Material for this task:
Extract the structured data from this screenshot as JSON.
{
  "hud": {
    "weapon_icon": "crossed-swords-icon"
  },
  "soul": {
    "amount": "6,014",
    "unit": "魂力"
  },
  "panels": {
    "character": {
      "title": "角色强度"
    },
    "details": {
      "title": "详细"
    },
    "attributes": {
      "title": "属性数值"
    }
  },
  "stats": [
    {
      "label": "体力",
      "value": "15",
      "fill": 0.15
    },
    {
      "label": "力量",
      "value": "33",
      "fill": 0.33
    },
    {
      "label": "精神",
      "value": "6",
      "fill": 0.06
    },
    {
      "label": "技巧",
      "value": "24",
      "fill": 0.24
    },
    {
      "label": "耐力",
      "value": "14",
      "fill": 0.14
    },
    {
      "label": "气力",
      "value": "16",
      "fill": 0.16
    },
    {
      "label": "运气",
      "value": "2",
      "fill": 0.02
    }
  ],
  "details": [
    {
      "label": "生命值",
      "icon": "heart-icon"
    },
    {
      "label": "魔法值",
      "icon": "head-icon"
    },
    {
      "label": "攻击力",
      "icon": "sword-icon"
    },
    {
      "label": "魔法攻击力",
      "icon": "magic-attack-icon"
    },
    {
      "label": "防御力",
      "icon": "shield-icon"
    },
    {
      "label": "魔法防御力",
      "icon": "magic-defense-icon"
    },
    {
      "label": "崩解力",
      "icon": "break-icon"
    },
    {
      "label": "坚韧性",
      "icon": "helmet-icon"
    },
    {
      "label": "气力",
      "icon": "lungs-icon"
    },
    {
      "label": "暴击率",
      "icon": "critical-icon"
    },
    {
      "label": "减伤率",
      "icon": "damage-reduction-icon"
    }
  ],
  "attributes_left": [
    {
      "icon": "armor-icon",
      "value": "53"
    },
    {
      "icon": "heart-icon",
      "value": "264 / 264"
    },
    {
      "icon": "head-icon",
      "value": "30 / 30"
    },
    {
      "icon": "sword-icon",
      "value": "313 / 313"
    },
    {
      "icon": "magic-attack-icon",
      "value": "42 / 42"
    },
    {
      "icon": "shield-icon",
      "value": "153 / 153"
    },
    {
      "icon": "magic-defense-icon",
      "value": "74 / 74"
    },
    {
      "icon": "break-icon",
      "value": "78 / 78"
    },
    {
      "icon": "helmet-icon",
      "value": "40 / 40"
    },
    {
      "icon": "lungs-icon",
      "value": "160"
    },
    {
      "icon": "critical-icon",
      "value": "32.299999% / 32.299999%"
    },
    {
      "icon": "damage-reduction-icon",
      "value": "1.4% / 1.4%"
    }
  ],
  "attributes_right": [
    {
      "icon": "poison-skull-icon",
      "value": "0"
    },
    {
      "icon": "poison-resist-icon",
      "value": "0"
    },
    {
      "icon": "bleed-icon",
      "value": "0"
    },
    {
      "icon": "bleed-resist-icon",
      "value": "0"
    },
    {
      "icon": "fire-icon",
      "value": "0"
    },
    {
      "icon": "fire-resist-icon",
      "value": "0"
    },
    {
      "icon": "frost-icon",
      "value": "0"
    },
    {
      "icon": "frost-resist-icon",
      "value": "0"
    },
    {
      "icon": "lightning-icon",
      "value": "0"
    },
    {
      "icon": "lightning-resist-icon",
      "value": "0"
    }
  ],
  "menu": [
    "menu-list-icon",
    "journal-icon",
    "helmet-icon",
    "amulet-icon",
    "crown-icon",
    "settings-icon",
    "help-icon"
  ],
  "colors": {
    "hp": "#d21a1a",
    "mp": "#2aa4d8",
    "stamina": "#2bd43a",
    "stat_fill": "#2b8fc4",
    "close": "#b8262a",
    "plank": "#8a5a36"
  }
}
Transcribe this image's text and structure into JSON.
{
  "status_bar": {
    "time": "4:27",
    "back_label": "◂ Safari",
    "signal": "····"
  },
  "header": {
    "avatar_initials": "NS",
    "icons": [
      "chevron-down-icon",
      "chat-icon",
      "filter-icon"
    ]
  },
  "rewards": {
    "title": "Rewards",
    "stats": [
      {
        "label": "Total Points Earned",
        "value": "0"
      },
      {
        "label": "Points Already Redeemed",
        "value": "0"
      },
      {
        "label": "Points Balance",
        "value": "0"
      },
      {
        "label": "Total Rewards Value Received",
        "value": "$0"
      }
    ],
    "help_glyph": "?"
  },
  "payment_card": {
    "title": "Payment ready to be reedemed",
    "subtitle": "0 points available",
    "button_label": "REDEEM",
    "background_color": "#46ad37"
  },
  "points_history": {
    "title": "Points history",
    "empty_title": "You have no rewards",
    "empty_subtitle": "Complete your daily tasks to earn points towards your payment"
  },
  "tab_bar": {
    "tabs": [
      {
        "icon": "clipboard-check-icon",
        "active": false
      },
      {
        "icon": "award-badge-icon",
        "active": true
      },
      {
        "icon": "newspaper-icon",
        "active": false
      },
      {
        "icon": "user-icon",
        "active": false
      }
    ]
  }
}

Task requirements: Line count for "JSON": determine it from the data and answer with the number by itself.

Solution: 2